“Pro- and anti-Brexit electoral alliances start to take shape”
By Stephen Booth and Anthony Egan, courtesy of Open Europe
The UK’s general election campaign is yet to get into full swing. A few more details have emerged regarding the Brexit policies of the major parties but the most significant developments are how the parties are organising themselves into pro- and anti- Brexit alliances. Ultimately, it is the effectiveness of these alliances and electoral coalitions that could decide the result.
The Conservatives have said they would leave the EU under Prime Minister Boris Johnson’s newly negotiated deal, which Open Europe has examined here. The ambition is to deliver a UK-EU Free Trade Agreement (FTA), and the Prime Minister has firmly ruled out extending the transition period, as provided for in the revised Withdrawal Agreement, beyond the end of 2020.
As incoming European Trade Commissioner Paul Hogan notes, “We’re not starting from zero so therefore I believe we can do – with a bit of good will on both sides – we can do an agreement more quickly than we would do with any other negotiations around the world which would take three or four years.” Nevertheless, the timetable is likely to be challenging but ruling out the extension may have helped sway Nigel Farage’s decision that the Brexit Party will not run in the 317 constituencies the Conservatives won at the 2017 election.
Johnson’s aspirations for the content of an FTA with the EU remain vague.

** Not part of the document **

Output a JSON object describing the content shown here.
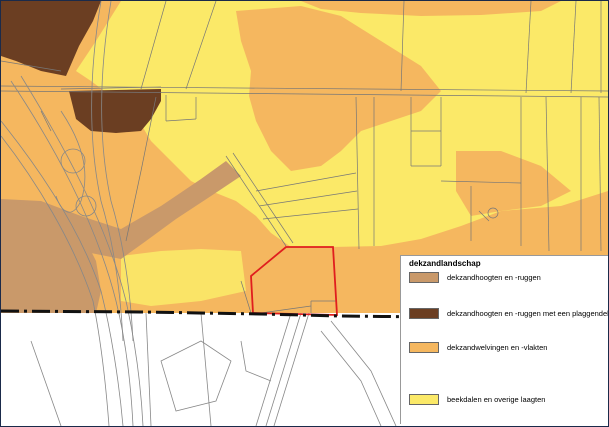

He has described it both as a “straightforward free trade agreement not based on any kind of political alignment” and “on the model of a super Canada plus arrangement.” It is as yet unclear what “super” and “plus” might mean and Johnson’s references to “political alignment” might rule out regulatory alignment, which a more comprehensive trade agreement would require in certain sectors, or refer to the shape of future institutional cooperation between the UK and the EU, such as the role of the EU Court.
Meanwhile, Labour has said it would renegotiate a Brexit deal within three months of forming a government, which it would put to a referendum against Remain within six months. The party has not decided which option it would campaign for in a referendum, deferring the decision until after the deal has been negotiated. It has also said it’s deal option would involve a customs union with the EU and “close” single market alignment, however, there is an ongoing dispute over whether a Labour Brexit deal would retain freedom of movement or not.
Separately, the Liberal Democrats and the Scottish National Party have made clear their commitment to stopping Brexit and have said they would back revoking Article 50, or in a more likely scenario, would demand a second referendum. Given the disparate views of any second referendum coalition it is unclear whether the public will be offered any clarity on what the question posed in another referendum might be. Or, indeed, whether, if it required SNP support, a second EU referendum would be contingent on a second Scottish independence referendum. Corbyn has said an independence referendum would not be a priority in the “early years” of a Labour administration but has not ruled it out.
Elsewhere, the DUP, which opposed Johnson’s Brexit deal, could yet come back in to play if the parliamentary arithmetic is again tight.
In what could be a close contest, increasing attention is being paid to the various formal and informal electoral pacts in various seats. The Brexit Party currently plans to field candidates in every Labour-held seat, but Farage is likely to come under increasing pressure to withdraw candidates in Tory-Labour marginals.
On the other side of the Brexit divide, the Lib Dems have established a so-called Remain Alliance with Plaid Cymru and the Green party for dozens of seats in England and Wales, but are also facing a backlash from some members for insisting on standing candidates against other Remain MPs. The Lib Dems’ decision to form a pact with Welsh nationalism but rule out a similar deal with the SNP illustrates that Brexit trumps all other issues for them in this election, including consistency on the Union.
Stephen Booth is Acting Director at Open Europe and heads its policy and research team. While at Open Europe he has written on EU regulation, justice and home affairs and EU aid policy. Anthony Egan joined Open Europe in 2018. He holds an MA in Legal and Political Theory and a BSc in Economics, both from UCL. His research focuses on the economics of European affairs, demographic change and employment regulation.